Advertisement
YOU ARE HERE: LAT HomeCollections

Guilty Plea in City Bribe Case

A nude dance club's manager is expected to cooperate with the prosecution, which has also targeted three San Diego councilmen.

September 03, 2003|Tony Perry | Times Staff Writer

SAN DIEGO — The manager of a nude entertainment business pleaded guilty Tuesday to being part of a scheme to bribe a San Diego police officer and provide illegal campaign contributions to three city councilmen.

In a brief appearance in federal court, John D'Intino, 56, pleaded guilty to one count of conspiracy to commit wire fraud and to an unrelated count of possessing illegal firearms. He was jailed to await sentencing in January.

D'Intino faces a maximum of five years in prison and a $250,000 fine on each count. He is expected to provide testimony for the prosecution in hopes of getting a recommendation for leniency.

The three councilmen, the owner of Cheetahs Totally Nude dance establishment and Cheetahs' lobbyist have also been indicted in the City Hall scandal that involves an alleged attempt to bribe council members to push an amendment to city law to let nude dancers sit on patrons' laps while seeking gratuities.

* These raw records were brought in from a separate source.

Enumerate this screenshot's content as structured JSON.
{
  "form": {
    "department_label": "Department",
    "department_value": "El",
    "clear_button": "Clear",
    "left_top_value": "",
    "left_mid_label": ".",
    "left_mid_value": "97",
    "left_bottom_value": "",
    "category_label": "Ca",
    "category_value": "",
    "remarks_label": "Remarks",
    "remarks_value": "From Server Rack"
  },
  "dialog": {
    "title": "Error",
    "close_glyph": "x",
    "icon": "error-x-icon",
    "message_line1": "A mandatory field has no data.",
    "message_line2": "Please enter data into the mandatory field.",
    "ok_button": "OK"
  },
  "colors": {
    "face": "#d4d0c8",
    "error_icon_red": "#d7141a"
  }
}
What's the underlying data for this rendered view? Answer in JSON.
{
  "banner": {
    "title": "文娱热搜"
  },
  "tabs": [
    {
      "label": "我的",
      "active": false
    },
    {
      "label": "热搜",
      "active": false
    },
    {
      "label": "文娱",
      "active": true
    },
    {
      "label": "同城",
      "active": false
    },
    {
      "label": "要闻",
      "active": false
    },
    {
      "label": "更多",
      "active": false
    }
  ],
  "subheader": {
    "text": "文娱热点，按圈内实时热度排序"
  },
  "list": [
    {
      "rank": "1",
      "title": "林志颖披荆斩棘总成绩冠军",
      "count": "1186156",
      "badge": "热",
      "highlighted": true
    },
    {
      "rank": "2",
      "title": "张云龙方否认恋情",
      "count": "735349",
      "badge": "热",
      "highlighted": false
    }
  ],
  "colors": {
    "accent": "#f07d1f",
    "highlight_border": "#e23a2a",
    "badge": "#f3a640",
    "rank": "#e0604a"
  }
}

Councilmen Ralph Inzunza, Michael Zucchet and Charles Lewis and Cheetahs owner Michael Galardi pleaded not guilty Friday, a day after the indictments were unsealed. Cheetahs lobbyist Lance Malone is scheduled to surrender today for arraignment.

D'Intino's attorney, Geoffrey Morrison, said his client is willing to accept responsibility for his actions and is "looking forward to moving on with his life."

According to D'Intino's plea, he directed unnamed people to write checks to the councilmen's campaigns and then reimbursed them to disguise the fact that the money came from Galardi. City law limits individual contributions to $500 and bans such reimbursements.

In one alleged telephone conversation with Galardi, D'Intino said, "We got $5,000 worth of checks for Lewis." At the time, Lewis was a candidate to succeed his longtime boss, Councilman George Stevens, who could not run again because of term limits.

According to the indictment, D'Intino's main role was to deliver cash payments of more than $40,000 to an undercover police officer in exchange for Cheetahs' getting advance word of when vice officers planned to visit to check for violations of the city's "no-touching" rule for nude dancers.

The indictment does not indicate any conversations between D'Intino and the councilmen.

On the firearms charge, D'Intino admitted that he brokered the sale of 26 machine guns and pistols with obliterated serial numbers.

His alleged supplier, Charles Tappe, has been indicted on similar charges.

Advertisement
Los Angeles Times Articles
|
|
|